Sep 17, 2012, 12:03 PM EST
It is so typical of Major League Baseball. Favoring one group of teams over another. Over totally petty stuff. Like, you know, geography, when it comes to the 2013 schedule:
None of the teams in the Central will travel more than 30,000 next season, while every other team in the league — save for the Orioles — will travel more than 30,000 miles. And the disparity between the least-traveled team (the White Sox) and the most-traveled team (the Mariners) is startling: Chicago will travel only 22,695 miles in 2013 while Seattle will travel more than double that, at nearly 53,000 miles.
OK, I’m just being a jackass. That article by Wendy Thurm makes a good point over and above things that can’t be controlled like mileage between cities: that some teams make more multi-city road trips than others, and some teams make more coast-to-coast trips than others.
Not that she or I is saying there’s anything that can be done about it. There are, after all, about 15 competing priorities when it comes to schedule making. But it is worth noting that our unbalanced schedules are more unbalanced for some than others.
- Report: Two agents rumbled in the parking lot at the Winter Meetings 20
- Mets sign 40-year-old Bartolo Colon for two years, $20 million 38
- MLB rules committee decides to eliminate collisions at home plate 45
- Mariners sign Corey Hart to incentive-laden deal 27
- David Price would not consider an extension with the Mariners if he’s traded there 35
- Robinson Cano agrees to $240 million deal with Mariners (260)

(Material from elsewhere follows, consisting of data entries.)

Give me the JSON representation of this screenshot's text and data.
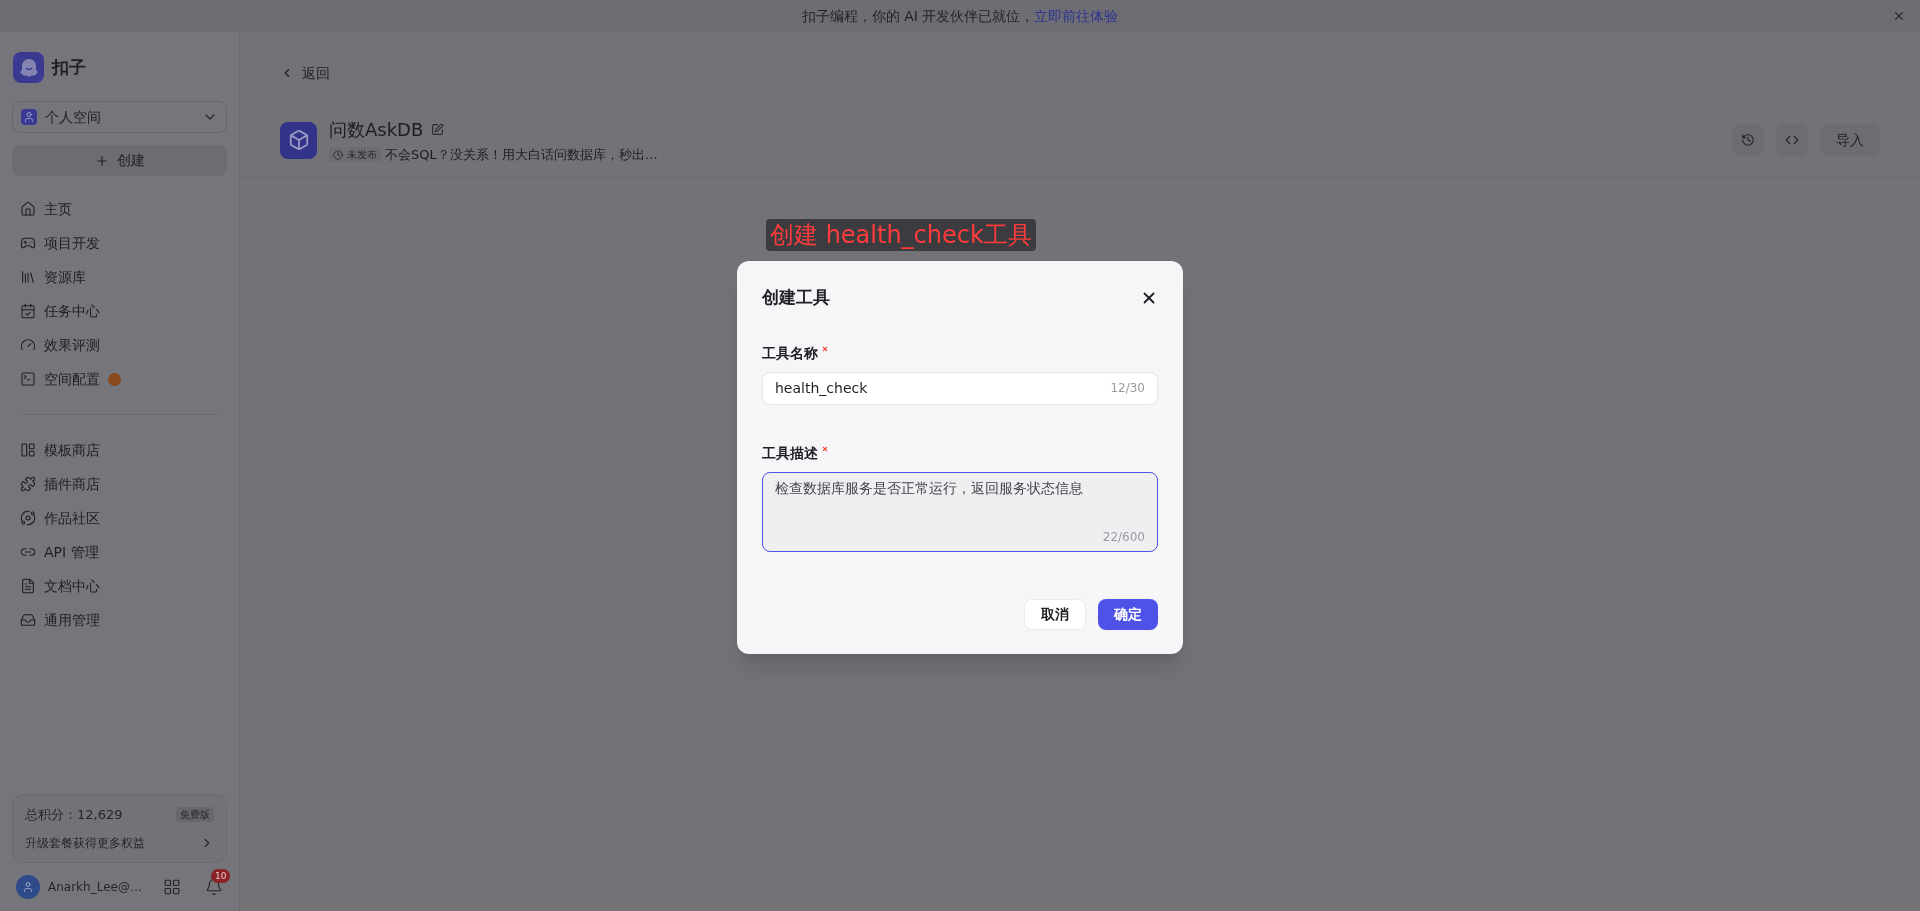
{
  "banner": {
    "text": "扣子编程，你的 AI 开发伙伴已就位，",
    "link": "立即前往体验"
  },
  "app": {
    "name": "扣子"
  },
  "workspace": {
    "label": "个人空间"
  },
  "create_button": {
    "label": "创建"
  },
  "nav_primary": [
    {
      "label": "主页",
      "alert": false
    },
    {
      "label": "项目开发",
      "alert": false
    },
    {
      "label": "资源库",
      "alert": false
    },
    {
      "label": "任务中心",
      "alert": false
    },
    {
      "label": "效果评测",
      "alert": false
    },
    {
      "label": "空间配置",
      "alert": true
    }
  ],
  "nav_secondary": [
    {
      "label": "模板商店"
    },
    {
      "label": "插件商店"
    },
    {
      "label": "作品社区"
    },
    {
      "label": "API 管理"
    },
    {
      "label": "文档中心"
    },
    {
      "label": "通用管理"
    }
  ],
  "points": {
    "label": "总积分：12,629",
    "plan": "免费版",
    "upgrade": "升级套餐获得更多权益"
  },
  "user": {
    "name": "Anarkh_Lee@…",
    "notifications": "10"
  },
  "back": "返回",
  "project": {
    "title": "问数AskDB",
    "status": "未发布",
    "description": "不会SQL？没关系！用大白话问数据库，秒出…"
  },
  "header_actions": {
    "import": "导入"
  },
  "annotation": "创建 health_check工具",
  "dialog": {
    "title": "创建工具",
    "fields": [
      {
        "kind": "input",
        "label": "工具名称",
        "required": true,
        "value": "health_check",
        "counter": "12/30",
        "focused": false
      },
      {
        "kind": "textarea",
        "label": "工具描述",
        "required": true,
        "value": "检查数据库服务是否正常运行，返回服务状态信息",
        "counter": "22/600",
        "focused": true
      }
    ],
    "cancel": "取消",
    "confirm": "确定"
  }
}
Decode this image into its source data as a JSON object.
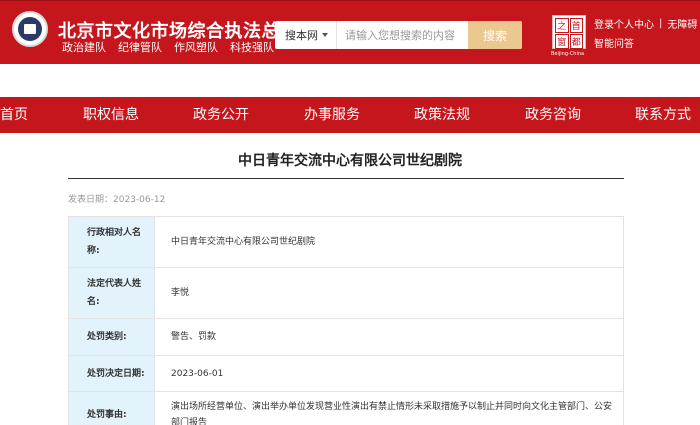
{
  "header": {
    "site_title": "北京市文化市场综合执法总队",
    "slogans": [
      "政治建队",
      "纪律管队",
      "作风塑队",
      "科技强队"
    ],
    "search": {
      "scope": "搜本网",
      "placeholder": "请输入您想搜索的内容",
      "button": "搜索"
    },
    "capital_logo": {
      "chars": [
        "之",
        "首",
        "窗",
        "都"
      ],
      "caption": "Beijing-China"
    },
    "user_links": [
      "登录个人中心",
      "无障碍"
    ],
    "smart_qa": "智能问答"
  },
  "nav": {
    "items": [
      "首页",
      "职权信息",
      "政务公开",
      "办事服务",
      "政策法规",
      "政务咨询",
      "联系方式"
    ]
  },
  "article": {
    "title": "中日青年交流中心有限公司世纪剧院",
    "publish_date": "发表日期：2023-06-12",
    "rows": [
      {
        "label": "行政相对人名称:",
        "value": "中日青年交流中心有限公司世纪剧院"
      },
      {
        "label": "法定代表人姓名:",
        "value": "李悦"
      },
      {
        "label": "处罚类别:",
        "value": "警告、罚款"
      },
      {
        "label": "处罚决定日期:",
        "value": "2023-06-01"
      },
      {
        "label": "处罚事由:",
        "value": "演出场所经营单位、演出举办单位发现营业性演出有禁止情形未采取措施予以制止并同时向文化主管部门、公安部门报告"
      }
    ]
  },
  "colors": {
    "brand_red": "#c4161c",
    "search_button": "#ebc890",
    "label_cell_bg": "#e2f3fb"
  }
}
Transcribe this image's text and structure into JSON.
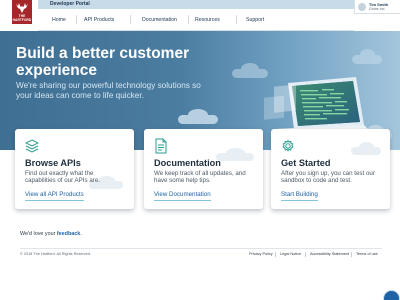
{
  "header": {
    "logo_text": "THE HARTFORD",
    "portal_title": "Developer Portal",
    "nav": [
      "Home",
      "API Products",
      "Documentation",
      "Resources",
      "Support"
    ],
    "user": {
      "name": "Tim Smith",
      "org": "Globe Inc."
    }
  },
  "hero": {
    "title": "Build a better customer experience",
    "subtitle": "We're sharing our powerful technology solutions so your ideas can come to life quicker."
  },
  "cards": [
    {
      "icon": "layers-icon",
      "title": "Browse APIs",
      "text": "Find out exactly what the capabilities of our APIs are.",
      "link": "View all API Products"
    },
    {
      "icon": "document-icon",
      "title": "Documentation",
      "text": "We keep track of all updates, and have some help tips.",
      "link": "View Documentation"
    },
    {
      "icon": "gear-icon",
      "title": "Get Started",
      "text": "After you sign up, you can test our sandbox to code and test.",
      "link": "Start Building"
    }
  ],
  "feedback": {
    "text": "We'd love your ",
    "link": "feedback",
    "suffix": "."
  },
  "footer": {
    "copyright": "© 2018 The Hartford. All Rights Reserved.",
    "links": [
      "Privacy Policy",
      "Legal Notice",
      "Accessibility Statement",
      "Terms of use"
    ]
  },
  "colors": {
    "brand_red": "#a6272a",
    "hero_blue": "#4b7da1",
    "link_blue": "#1e63a4",
    "accent_teal": "#83c3de"
  }
}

- Report: Mariners willing to offer Robinson Cano a 10-year, $240 million deal (143)
- Report: Yankees have agreed to a three-year deal with Carlos Beltran (125)
- Brett Gardner is drawing “significant” trade interest (113)
- Managers, GMs to meet today to discuss the abolition of home plate collisions (113)